        warn "${base}-${n}.img exists." 
        (( n++ ))

    echo "${base}-${n}.img"

if [ "$#" -lt 1 ] ; then
    exit 1

cd /volumes/recovery/disks

for device in "$@" ; do
    if [ ! -e "${device}1" ] ; then
        die "Can't find first partition for device $device"

    zdb=$( zdb -l -u "${device}1" )

    pool=$( get_pool "$zdb" )
    guid=$( get_guid "$zdb" )
    timestamp=$( get_timestamp "$zdb" )

    echo "Recovering $guid from pool $pool last updated $( date --date="@$timestamp" )..."

    mkdir -pv "${pool}/${guid}"

    filename=$( get_output_filename "${pool}/${guid}/${timestamp}" )

    echo "Cloning $device to $filename (logging to $logfile)..."

    dd_rescue "${dd_args[@]}" -l "$logfile" -o "$badfile" "$device" "$filename"

The script uses zdb to get metadata from the drive, then uses dd_rescue to clone the drive to a file.

Once that finished, I made a snapshot of the entire filesystem (with zfs snapshot), mapped the files to block devices (with losetup), and activated partitions on the loopback devices (with kpartx). Then I was able to import the pool (with zpool import) and find and fix all the errors (with zpool scrub).

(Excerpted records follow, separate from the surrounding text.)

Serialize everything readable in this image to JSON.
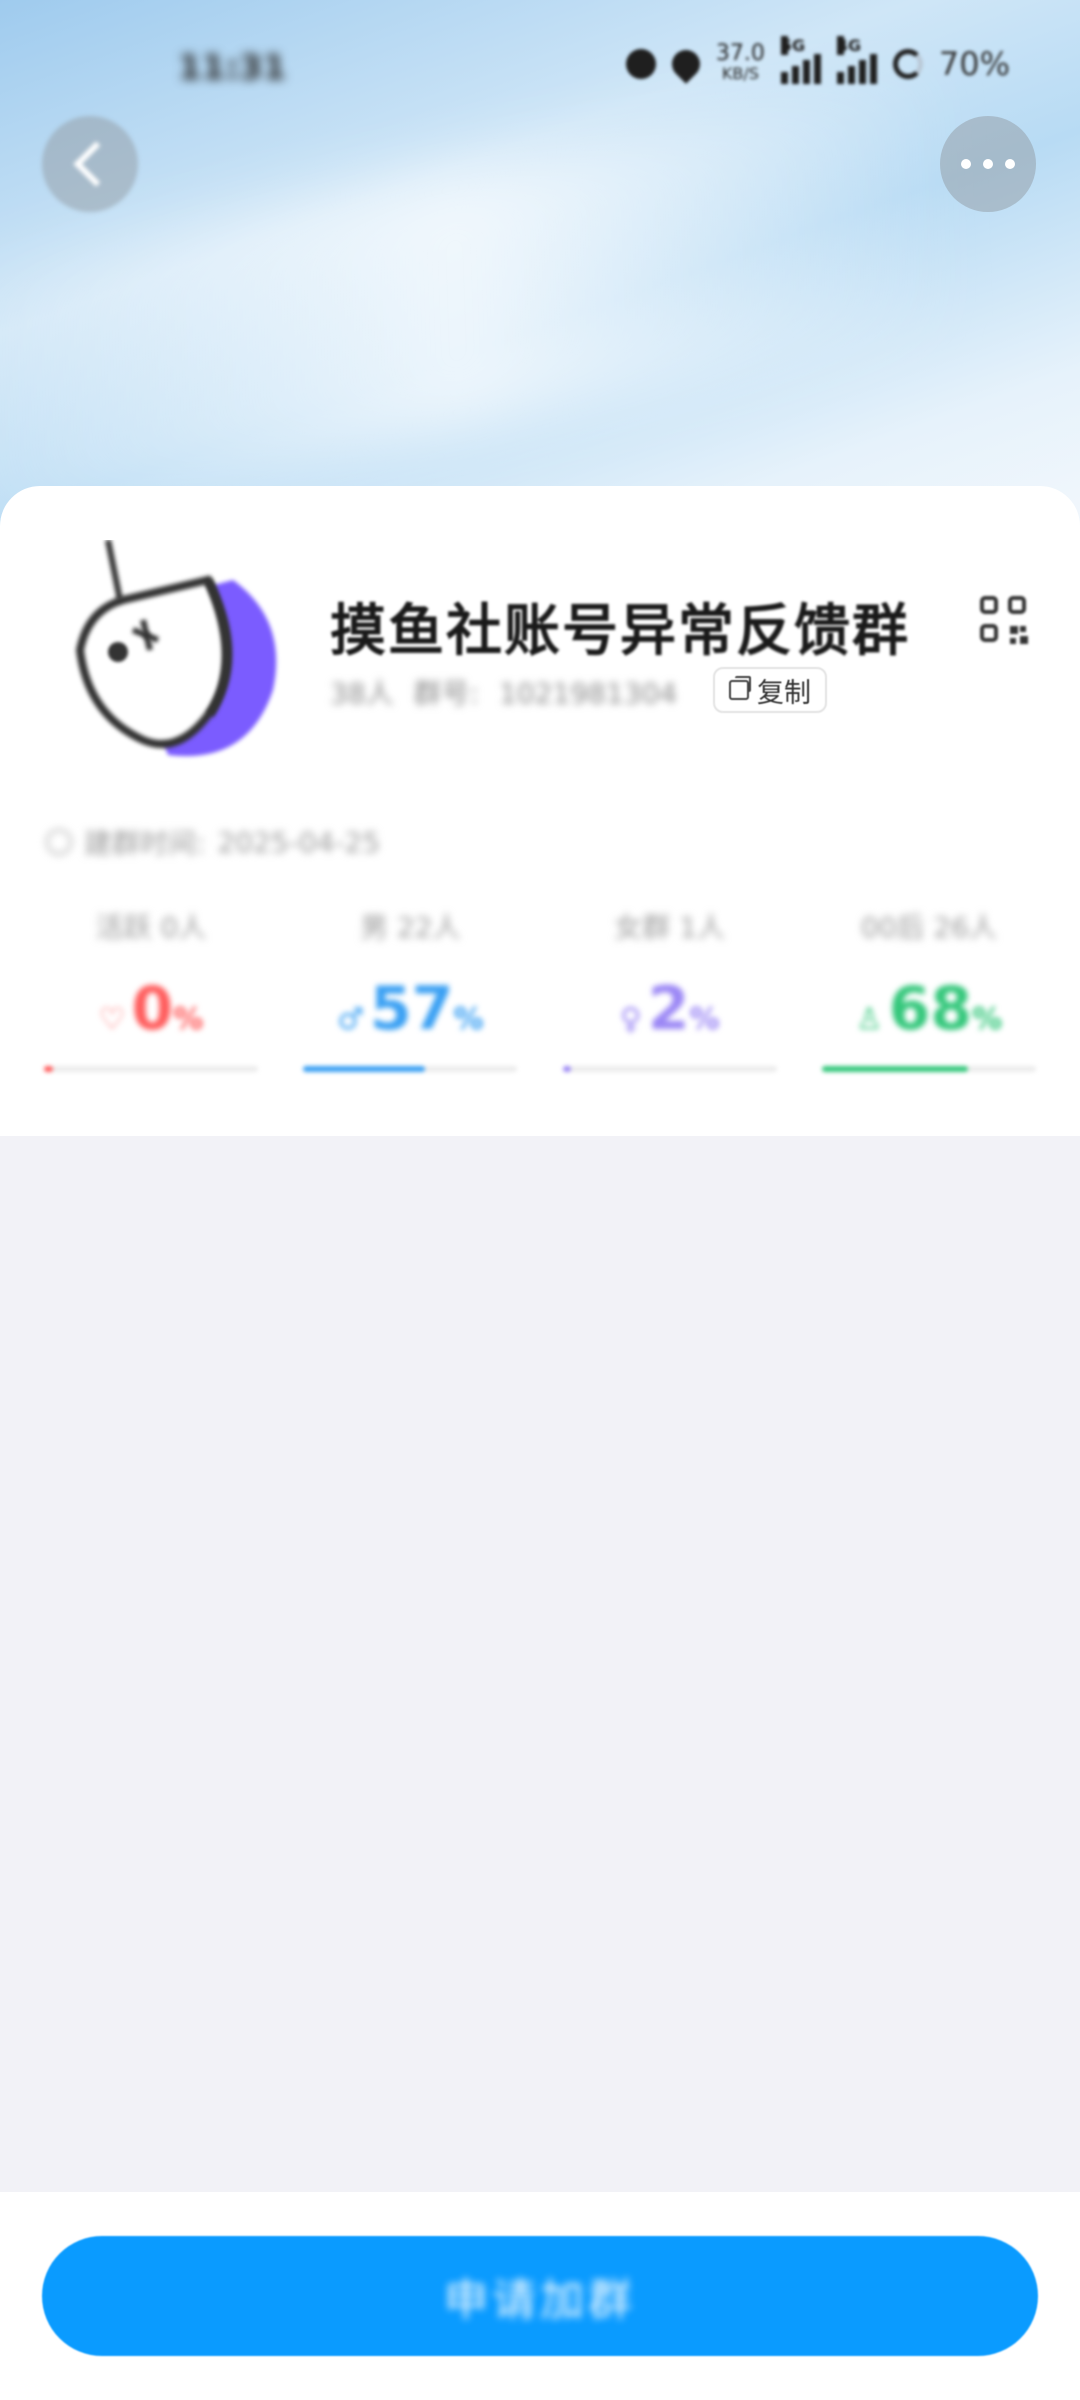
{
  "status_bar": {
    "time": "11:31",
    "net_speed_value": "37.0",
    "net_speed_unit": "KB/S",
    "signal_1_tag": "5G",
    "signal_2_tag": "4G",
    "battery": "70%"
  },
  "group": {
    "name": "摸鱼社账号异常反馈群",
    "members": "38人",
    "id_label": "群号:",
    "id_value": "1021981304",
    "copy_label": "复制",
    "founded_label": "建群时间:",
    "founded_date": "2025-04-25"
  },
  "stats": [
    {
      "label": "活跃 0人",
      "symbol": "♡",
      "value": "0",
      "unit": "%",
      "color": "#ff5c5c",
      "fill": 0
    },
    {
      "label": "男 22人",
      "symbol": "♂",
      "value": "57",
      "unit": "%",
      "color": "#3aa0f3",
      "fill": 57
    },
    {
      "label": "女群 1人",
      "symbol": "♀",
      "value": "2",
      "unit": "%",
      "color": "#9b87f5",
      "fill": 2
    },
    {
      "label": "00后 26人",
      "symbol": "♙",
      "value": "68",
      "unit": "%",
      "color": "#34c77b",
      "fill": 68
    }
  ],
  "actions": {
    "join_label": "申请加群"
  },
  "colors": {
    "primary": "#0a9bff",
    "avatar_purple": "#7b5cff"
  }
}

Very roughly, the commands I used went something like this:

  • zpool create -f -m /volumes/recovery -o ashift=12 recovery raidz /dev/disk/by-id/ata-TOSHIBA_!(*-part[0-9])
  • zfs create recovery/disks -o compress=zstd-fast
  • Insert the drives and run the script above against each one.
  • zfs snapshot recovery/disks@$( date +%Y%m%d%H%M%S )
  • for file in /volumes/recovery/disks/*/*/*.img ; do losetup -f -v $file; done
  • for loop in $( losetup -a | awk -F: '{print $1}' ) ; do kpartx -a $loop ; done
  • zpool import -d /dev/disk/by-id -f pool_name
  • zpool scrub pool_name

Now I just need to find enough space to rsync or zfs send | zfs receive all that data. 😀

Tuesday, February 1, 2022

Video from OLF 2021

I had two talks at OLF in December. I just noticed that videos are up on YouTube for both of them.

I Like GitLab... and So Should You

Infrastructure Prototyping with Bolt and Vagrant